• [EXERCISE DIRECTIONS]: A faithful, picture-free copy of the listing below is required.

————

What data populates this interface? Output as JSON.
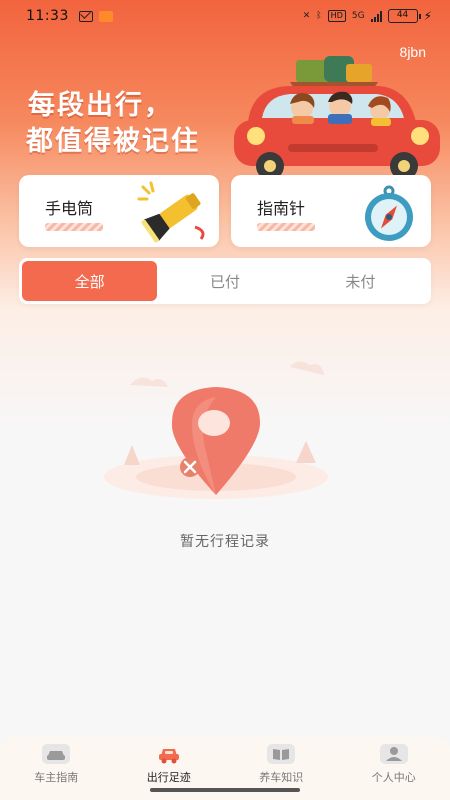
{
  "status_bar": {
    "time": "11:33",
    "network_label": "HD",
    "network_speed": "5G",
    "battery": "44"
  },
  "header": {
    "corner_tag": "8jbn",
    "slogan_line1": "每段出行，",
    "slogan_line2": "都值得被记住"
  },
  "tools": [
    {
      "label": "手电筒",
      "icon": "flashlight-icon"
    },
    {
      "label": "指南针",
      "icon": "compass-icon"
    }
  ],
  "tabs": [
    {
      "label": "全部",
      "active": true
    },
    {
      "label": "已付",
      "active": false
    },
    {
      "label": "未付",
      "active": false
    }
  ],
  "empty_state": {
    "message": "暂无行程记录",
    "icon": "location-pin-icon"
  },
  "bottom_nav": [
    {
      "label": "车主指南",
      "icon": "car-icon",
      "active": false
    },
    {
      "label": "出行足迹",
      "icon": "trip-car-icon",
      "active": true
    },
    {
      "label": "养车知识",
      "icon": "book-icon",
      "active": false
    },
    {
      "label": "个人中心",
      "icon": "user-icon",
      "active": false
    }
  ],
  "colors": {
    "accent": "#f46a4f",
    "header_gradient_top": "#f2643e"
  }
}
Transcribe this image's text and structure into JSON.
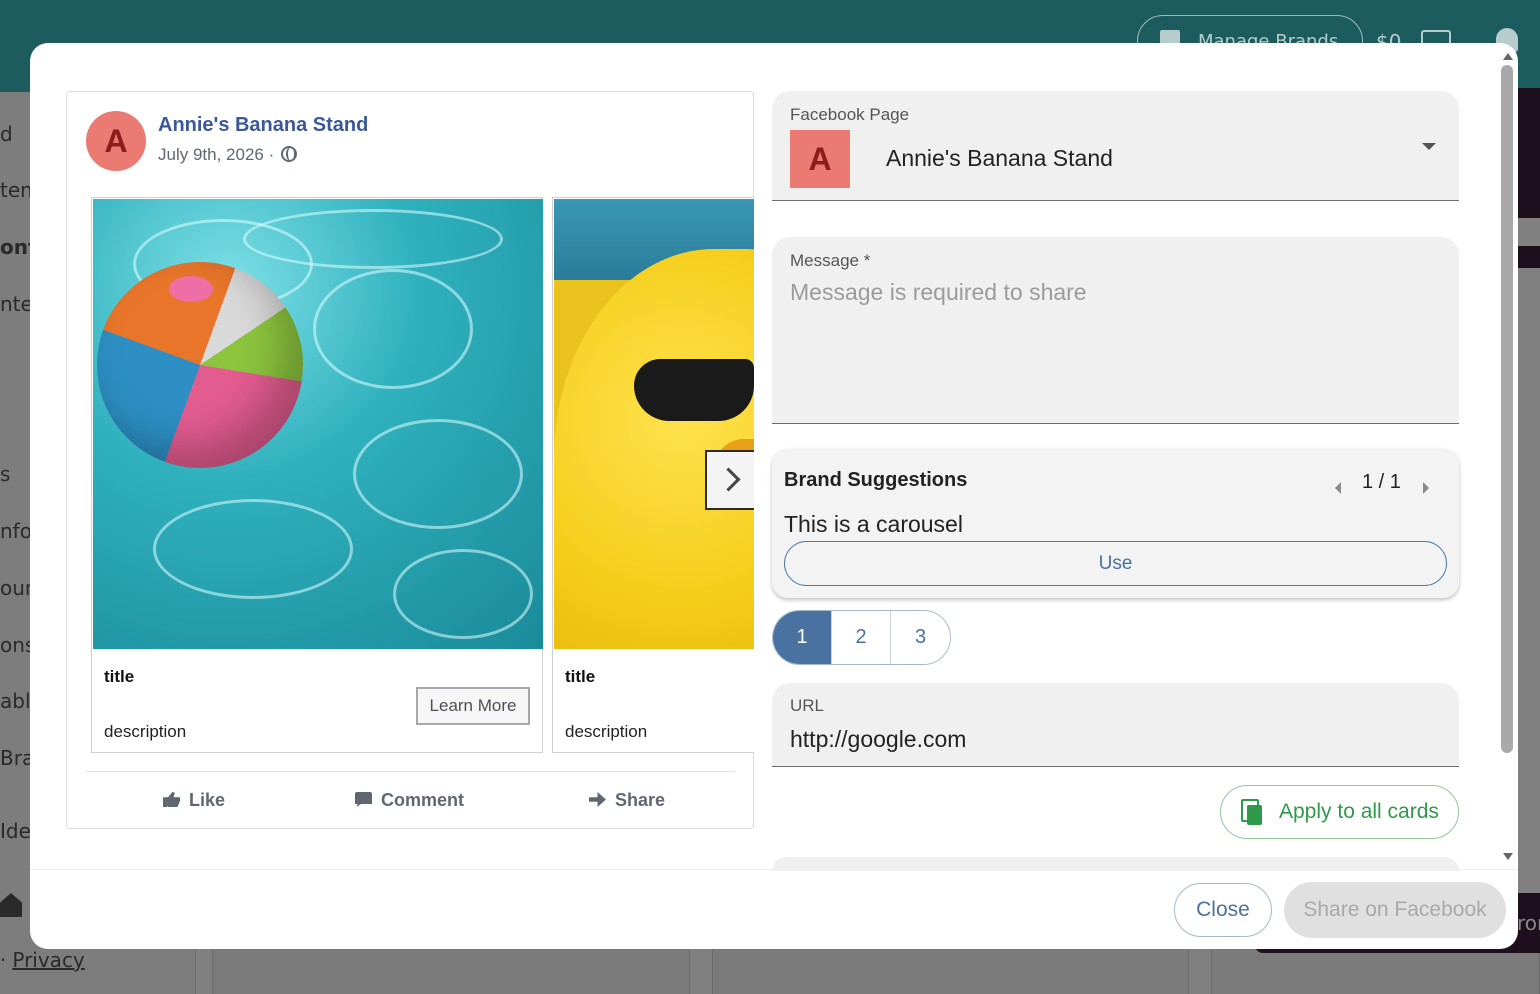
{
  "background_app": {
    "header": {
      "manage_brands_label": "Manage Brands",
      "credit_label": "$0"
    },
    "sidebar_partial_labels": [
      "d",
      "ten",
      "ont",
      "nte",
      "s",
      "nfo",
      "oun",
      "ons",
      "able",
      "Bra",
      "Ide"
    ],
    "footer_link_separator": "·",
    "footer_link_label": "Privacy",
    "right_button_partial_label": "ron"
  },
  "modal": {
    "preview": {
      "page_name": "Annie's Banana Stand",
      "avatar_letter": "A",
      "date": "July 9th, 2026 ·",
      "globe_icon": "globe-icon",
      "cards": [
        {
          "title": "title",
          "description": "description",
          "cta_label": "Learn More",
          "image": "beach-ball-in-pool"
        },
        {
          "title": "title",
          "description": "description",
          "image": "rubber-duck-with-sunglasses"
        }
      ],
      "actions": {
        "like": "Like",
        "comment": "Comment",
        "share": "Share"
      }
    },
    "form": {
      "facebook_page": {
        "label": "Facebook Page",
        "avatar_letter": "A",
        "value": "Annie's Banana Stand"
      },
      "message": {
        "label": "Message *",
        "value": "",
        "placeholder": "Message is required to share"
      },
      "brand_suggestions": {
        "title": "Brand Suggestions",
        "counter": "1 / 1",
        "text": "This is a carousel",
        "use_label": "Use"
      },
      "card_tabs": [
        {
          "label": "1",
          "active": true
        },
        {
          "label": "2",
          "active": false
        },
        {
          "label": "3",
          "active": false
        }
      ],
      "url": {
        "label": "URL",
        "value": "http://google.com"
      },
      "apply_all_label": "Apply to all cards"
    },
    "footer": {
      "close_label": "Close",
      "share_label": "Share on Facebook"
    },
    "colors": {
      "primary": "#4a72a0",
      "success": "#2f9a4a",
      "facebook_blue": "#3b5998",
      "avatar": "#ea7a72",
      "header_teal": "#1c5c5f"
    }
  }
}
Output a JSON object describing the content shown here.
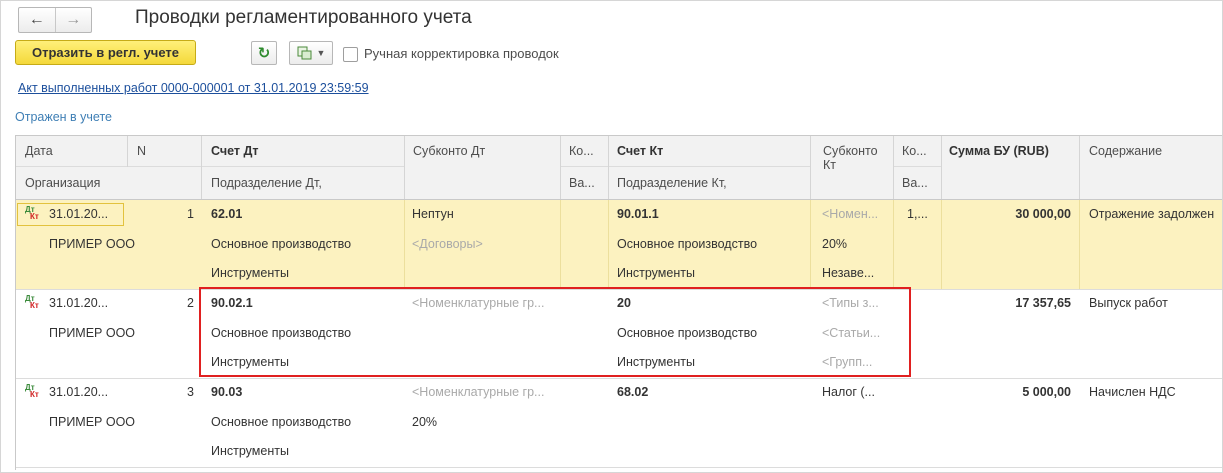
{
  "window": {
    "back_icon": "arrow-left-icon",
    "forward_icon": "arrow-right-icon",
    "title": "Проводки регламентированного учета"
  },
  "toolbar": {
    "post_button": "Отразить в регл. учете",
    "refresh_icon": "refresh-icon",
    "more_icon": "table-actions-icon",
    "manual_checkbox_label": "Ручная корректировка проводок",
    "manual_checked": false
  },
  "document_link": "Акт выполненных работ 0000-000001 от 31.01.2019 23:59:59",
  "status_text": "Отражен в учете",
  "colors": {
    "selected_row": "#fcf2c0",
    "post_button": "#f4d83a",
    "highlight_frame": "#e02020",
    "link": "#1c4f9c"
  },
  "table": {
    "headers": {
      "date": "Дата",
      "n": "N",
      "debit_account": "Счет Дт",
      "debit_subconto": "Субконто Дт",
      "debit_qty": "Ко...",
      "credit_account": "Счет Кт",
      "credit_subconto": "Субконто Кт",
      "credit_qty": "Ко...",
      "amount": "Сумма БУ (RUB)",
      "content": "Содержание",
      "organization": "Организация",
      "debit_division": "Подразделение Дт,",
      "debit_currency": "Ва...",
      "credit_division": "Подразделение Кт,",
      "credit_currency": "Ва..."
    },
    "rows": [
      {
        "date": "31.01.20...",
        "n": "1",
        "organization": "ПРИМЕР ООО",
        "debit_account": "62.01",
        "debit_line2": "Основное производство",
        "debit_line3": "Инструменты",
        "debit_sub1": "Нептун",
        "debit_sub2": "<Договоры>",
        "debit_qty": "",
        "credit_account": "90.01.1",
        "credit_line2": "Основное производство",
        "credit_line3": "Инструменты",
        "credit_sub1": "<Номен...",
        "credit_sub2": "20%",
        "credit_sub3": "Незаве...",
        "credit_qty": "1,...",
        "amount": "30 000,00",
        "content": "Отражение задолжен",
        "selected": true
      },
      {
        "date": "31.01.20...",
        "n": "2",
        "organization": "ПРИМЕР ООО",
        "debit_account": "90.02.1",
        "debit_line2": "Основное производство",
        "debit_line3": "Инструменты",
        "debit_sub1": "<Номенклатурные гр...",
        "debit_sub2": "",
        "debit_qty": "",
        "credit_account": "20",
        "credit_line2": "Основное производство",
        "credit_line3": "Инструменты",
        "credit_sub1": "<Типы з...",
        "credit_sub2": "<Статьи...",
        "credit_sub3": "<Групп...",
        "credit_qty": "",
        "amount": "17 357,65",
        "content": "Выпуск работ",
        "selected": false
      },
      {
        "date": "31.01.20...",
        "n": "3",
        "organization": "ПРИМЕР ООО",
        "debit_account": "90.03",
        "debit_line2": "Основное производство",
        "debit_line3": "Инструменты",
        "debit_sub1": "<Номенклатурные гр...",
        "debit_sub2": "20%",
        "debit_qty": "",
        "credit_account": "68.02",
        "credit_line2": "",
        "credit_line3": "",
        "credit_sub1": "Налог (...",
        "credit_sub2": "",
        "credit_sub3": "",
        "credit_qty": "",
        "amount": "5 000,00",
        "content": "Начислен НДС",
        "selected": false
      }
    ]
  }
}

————

• [SOLUTION TO THE EXERCISE]:
What data populates this interface? Output as JSON.
{
  "status_bar": {
    "time": "11:33",
    "network_label": "HD",
    "network_speed": "5G",
    "battery": "44"
  },
  "header": {
    "corner_tag": "8jbn",
    "slogan_line1": "每段出行，",
    "slogan_line2": "都值得被记住"
  },
  "tools": [
    {
      "label": "手电筒",
      "icon": "flashlight-icon"
    },
    {
      "label": "指南针",
      "icon": "compass-icon"
    }
  ],
  "tabs": [
    {
      "label": "全部",
      "active": true
    },
    {
      "label": "已付",
      "active": false
    },
    {
      "label": "未付",
      "active": false
    }
  ],
  "empty_state": {
    "message": "暂无行程记录",
    "icon": "location-pin-icon"
  },
  "bottom_nav": [
    {
      "label": "车主指南",
      "icon": "car-icon",
      "active": false
    },
    {
      "label": "出行足迹",
      "icon": "trip-car-icon",
      "active": true
    },
    {
      "label": "养车知识",
      "icon": "book-icon",
      "active": false
    },
    {
      "label": "个人中心",
      "icon": "user-icon",
      "active": false
    }
  ],
  "colors": {
    "accent": "#f46a4f",
    "header_gradient_top": "#f2643e"
  }
}
Transcribe this image's text and structure into JSON.
{
  "background_app": {
    "header": {
      "manage_brands_label": "Manage Brands",
      "credit_label": "$0"
    },
    "sidebar_partial_labels": [
      "d",
      "ten",
      "ont",
      "nte",
      "s",
      "nfo",
      "oun",
      "ons",
      "able",
      "Bra",
      "Ide"
    ],
    "footer_link_separator": "·",
    "footer_link_label": "Privacy",
    "right_button_partial_label": "ron"
  },
  "modal": {
    "preview": {
      "page_name": "Annie's Banana Stand",
      "avatar_letter": "A",
      "date": "July 9th, 2026 ·",
      "globe_icon": "globe-icon",
      "cards": [
        {
          "title": "title",
          "description": "description",
          "cta_label": "Learn More",
          "image": "beach-ball-in-pool"
        },
        {
          "title": "title",
          "description": "description",
          "image": "rubber-duck-with-sunglasses"
        }
      ],
      "actions": {
        "like": "Like",
        "comment": "Comment",
        "share": "Share"
      }
    },
    "form": {
      "facebook_page": {
        "label": "Facebook Page",
        "avatar_letter": "A",
        "value": "Annie's Banana Stand"
      },
      "message": {
        "label": "Message *",
        "value": "",
        "placeholder": "Message is required to share"
      },
      "brand_suggestions": {
        "title": "Brand Suggestions",
        "counter": "1 / 1",
        "text": "This is a carousel",
        "use_label": "Use"
      },
      "card_tabs": [
        {
          "label": "1",
          "active": true
        },
        {
          "label": "2",
          "active": false
        },
        {
          "label": "3",
          "active": false
        }
      ],
      "url": {
        "label": "URL",
        "value": "http://google.com"
      },
      "apply_all_label": "Apply to all cards"
    },
    "footer": {
      "close_label": "Close",
      "share_label": "Share on Facebook"
    },
    "colors": {
      "primary": "#4a72a0",
      "success": "#2f9a4a",
      "facebook_blue": "#3b5998",
      "avatar": "#ea7a72",
      "header_teal": "#1c5c5f"
    }
  }
}
Output a JSON object describing the content shown here.
{
  "window": {
    "back_icon": "arrow-left-icon",
    "forward_icon": "arrow-right-icon",
    "title": "Проводки регламентированного учета"
  },
  "toolbar": {
    "post_button": "Отразить в регл. учете",
    "refresh_icon": "refresh-icon",
    "more_icon": "table-actions-icon",
    "manual_checkbox_label": "Ручная корректировка проводок",
    "manual_checked": false
  },
  "document_link": "Акт выполненных работ 0000-000001 от 31.01.2019 23:59:59",
  "status_text": "Отражен в учете",
  "colors": {
    "selected_row": "#fcf2c0",
    "post_button": "#f4d83a",
    "highlight_frame": "#e02020",
    "link": "#1c4f9c"
  },
  "table": {
    "headers": {
      "date": "Дата",
      "n": "N",
      "debit_account": "Счет Дт",
      "debit_subconto": "Субконто Дт",
      "debit_qty": "Ко...",
      "credit_account": "Счет Кт",
      "credit_subconto": "Субконто Кт",
      "credit_qty": "Ко...",
      "amount": "Сумма БУ (RUB)",
      "content": "Содержание",
      "organization": "Организация",
      "debit_division": "Подразделение Дт,",
      "debit_currency": "Ва...",
      "credit_division": "Подразделение Кт,",
      "credit_currency": "Ва..."
    },
    "rows": [
      {
        "date": "31.01.20...",
        "n": "1",
        "organization": "ПРИМЕР ООО",
        "debit_account": "62.01",
        "debit_line2": "Основное производство",
        "debit_line3": "Инструменты",
        "debit_sub1": "Нептун",
        "debit_sub2": "<Договоры>",
        "debit_qty": "",
        "credit_account": "90.01.1",
        "credit_line2": "Основное производство",
        "credit_line3": "Инструменты",
        "credit_sub1": "<Номен...",
        "credit_sub2": "20%",
        "credit_sub3": "Незаве...",
        "credit_qty": "1,...",
        "amount": "30 000,00",
        "content": "Отражение задолжен",
        "selected": true
      },
      {
        "date": "31.01.20...",
        "n": "2",
        "organization": "ПРИМЕР ООО",
        "debit_account": "90.02.1",
        "debit_line2": "Основное производство",
        "debit_line3": "Инструменты",
        "debit_sub1": "<Номенклатурные гр...",
        "debit_sub2": "",
        "debit_qty": "",
        "credit_account": "20",
        "credit_line2": "Основное производство",
        "credit_line3": "Инструменты",
        "credit_sub1": "<Типы з...",
        "credit_sub2": "<Статьи...",
        "credit_sub3": "<Групп...",
        "credit_qty": "",
        "amount": "17 357,65",
        "content": "Выпуск работ",
        "selected": false
      },
      {
        "date": "31.01.20...",
        "n": "3",
        "organization": "ПРИМЕР ООО",
        "debit_account": "90.03",
        "debit_line2": "Основное производство",
        "debit_line3": "Инструменты",
        "debit_sub1": "<Номенклатурные гр...",
        "debit_sub2": "20%",
        "debit_qty": "",
        "credit_account": "68.02",
        "credit_line2": "",
        "credit_line3": "",
        "credit_sub1": "Налог (...",
        "credit_sub2": "",
        "credit_sub3": "",
        "credit_qty": "",
        "amount": "5 000,00",
        "content": "Начислен НДС",
        "selected": false
      }
    ]
  }
}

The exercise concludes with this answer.